# Your assignment:
Your answer should be one number, the count of lines in the listing below containing the word "我来想你的".

# Records for this task:
★ ★ ★ ★ ★ ★ ★
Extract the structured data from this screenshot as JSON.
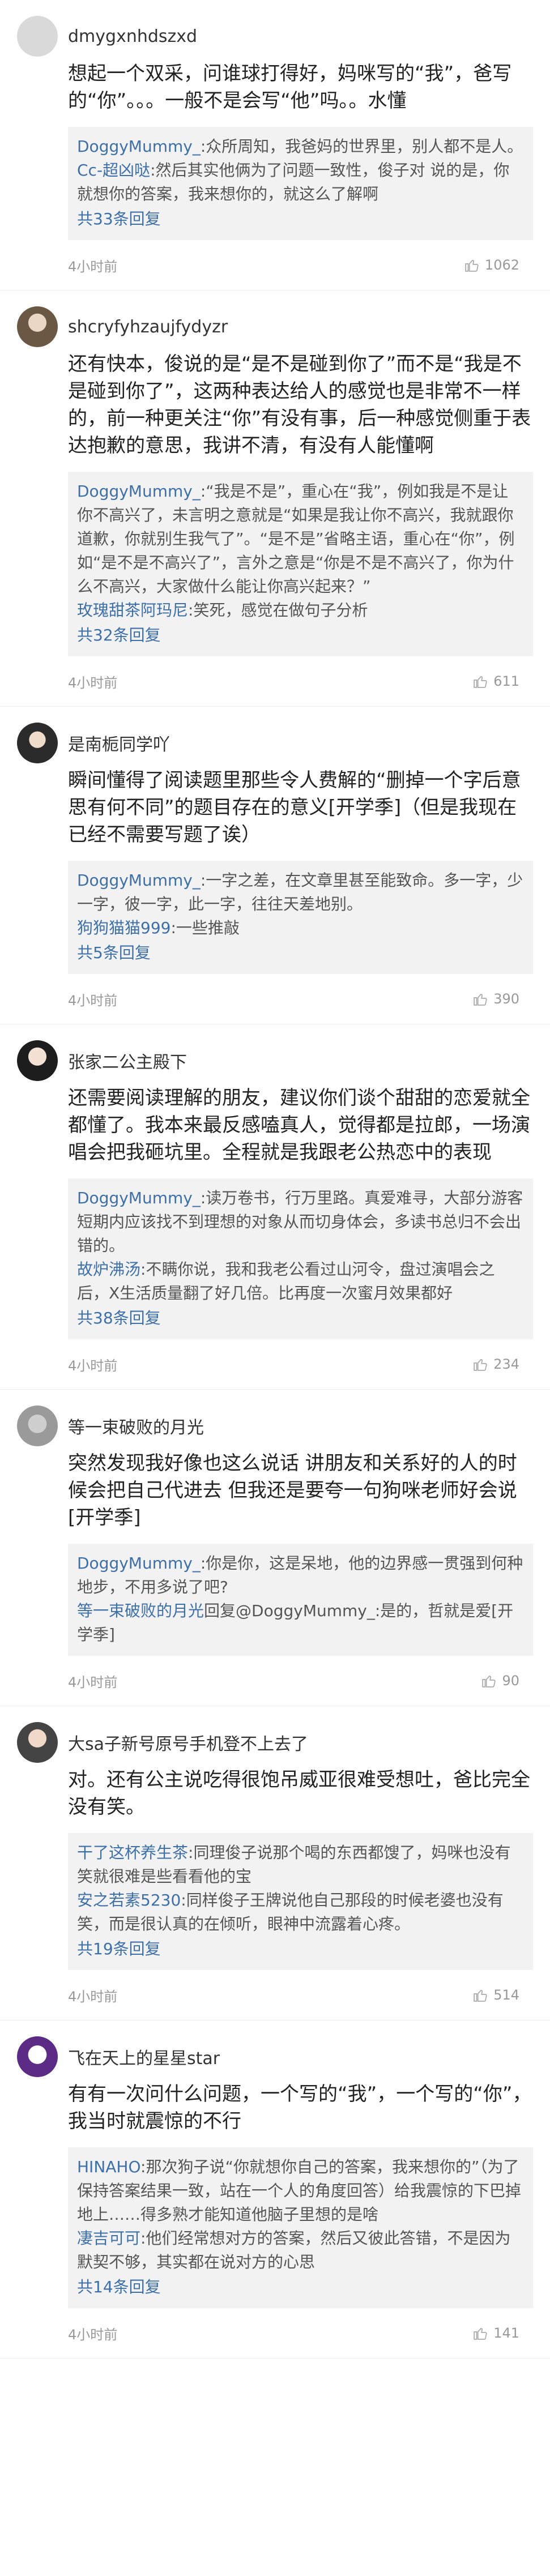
{
  "comments": [
    {
      "user": "dmygxnhdszxd",
      "text": "想起一个双采，问谁球打得好，妈咪写的“我”，爸写的“你”。。。一般不是会写“他”吗。。水懂",
      "replies": [
        {
          "name": "DoggyMummy_",
          "text": ":众所周知，我爸妈的世界里，别人都不是人。"
        },
        {
          "name": "Cc-超凶哒",
          "text": ":然后其实他俩为了问题一致性，俊子对 说的是，你就想你的答案，我来想你的，就这么了解啊"
        }
      ],
      "more": "共33条回复",
      "time": "4小时前",
      "likes": "1062"
    },
    {
      "user": "shcryfyhzaujfydyzr",
      "text": "还有快本，俊说的是“是不是碰到你了”而不是“我是不是碰到你了”，这两种表达给人的感觉也是非常不一样的，前一种更关注“你”有没有事，后一种感觉侧重于表达抱歉的意思，我讲不清，有没有人能懂啊",
      "replies": [
        {
          "name": "DoggyMummy_",
          "text": ":“我是不是”，重心在“我”，例如我是不是让你不高兴了，未言明之意就是“如果是我让你不高兴，我就跟你道歉，你就别生我气了”。“是不是”省略主语，重心在“你”，例如“是不是不高兴了”，言外之意是“你是不是不高兴了，你为什么不高兴，大家做什么能让你高兴起来？”"
        },
        {
          "name": "玫瑰甜茶阿玛尼",
          "text": ":笑死，感觉在做句子分析"
        }
      ],
      "more": "共32条回复",
      "time": "4小时前",
      "likes": "611"
    },
    {
      "user": "是南栀同学吖",
      "text": "瞬间懂得了阅读题里那些令人费解的“删掉一个字后意思有何不同”的题目存在的意义[开学季]（但是我现在已经不需要写题了诶）",
      "replies": [
        {
          "name": "DoggyMummy_",
          "text": ":一字之差，在文章里甚至能致命。多一字，少一字，彼一字，此一字，往往天差地别。"
        },
        {
          "name": "狗狗猫猫999",
          "text": ":一些推敲"
        }
      ],
      "more": "共5条回复",
      "time": "4小时前",
      "likes": "390"
    },
    {
      "user": "张家二公主殿下",
      "text": "还需要阅读理解的朋友，建议你们谈个甜甜的恋爱就全都懂了。我本来最反感嗑真人，觉得都是拉郎，一场演唱会把我砸坑里。全程就是我跟老公热恋中的表现",
      "replies": [
        {
          "name": "DoggyMummy_",
          "text": ":读万卷书，行万里路。真爱难寻，大部分游客短期内应该找不到理想的对象从而切身体会，多读书总归不会出错的。"
        },
        {
          "name": "故炉沸汤",
          "text": ":不瞒你说，我和我老公看过山河令，盘过演唱会之后，X生活质量翻了好几倍。比再度一次蜜月效果都好"
        }
      ],
      "more": "共38条回复",
      "time": "4小时前",
      "likes": "234"
    },
    {
      "user": "等一束破败的月光",
      "text": "突然发现我好像也这么说话 讲朋友和关系好的人的时候会把自己代进去 但我还是要夸一句狗咪老师好会说[开学季]",
      "replies": [
        {
          "name": "DoggyMummy_",
          "text": ":你是你，这是呆地，他的边界感一贯强到何种地步，不用多说了吧?"
        },
        {
          "name": "等一束破败的月光",
          "text": "回复@DoggyMummy_:是的，哲就是爱[开学季]"
        }
      ],
      "more": "",
      "time": "4小时前",
      "likes": "90"
    },
    {
      "user": "大sa子新号原号手机登不上去了",
      "text": "对。还有公主说吃得很饱吊威亚很难受想吐，爸比完全没有笑。",
      "replies": [
        {
          "name": "干了这杯养生茶",
          "text": ":同理俊子说那个喝的东西都馊了，妈咪也没有笑就很难是些看看他的宝"
        },
        {
          "name": "安之若素5230",
          "text": ":同样俊子王牌说他自己那段的时候老婆也没有笑，而是很认真的在倾听，眼神中流露着心疼。"
        }
      ],
      "more": "共19条回复",
      "time": "4小时前",
      "likes": "514"
    },
    {
      "user": "飞在天上的星星star",
      "text": "有有一次问什么问题，一个写的“我”，一个写的“你”，我当时就震惊的不行",
      "replies": [
        {
          "name": "HINAHO",
          "text": ":那次狗子说“你就想你自己的答案，我来想你的”（为了保持答案结果一致，站在一个人的角度回答）给我震惊的下巴掉地上……得多熟才能知道他脑子里想的是啥"
        },
        {
          "name": "凄吉可可",
          "text": ":他们经常想对方的答案，然后又彼此答错，不是因为默契不够，其实都在说对方的心思"
        }
      ],
      "more": "共14条回复",
      "time": "4小时前",
      "likes": "141"
    }
  ],
  "colors": {
    "name_link": "#3d6fa8",
    "reply_bg": "#f2f2f2",
    "meta": "#999999"
  },
  "icons": {
    "like": "thumb-up-icon"
  }
}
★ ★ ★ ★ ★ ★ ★
# Response area:
2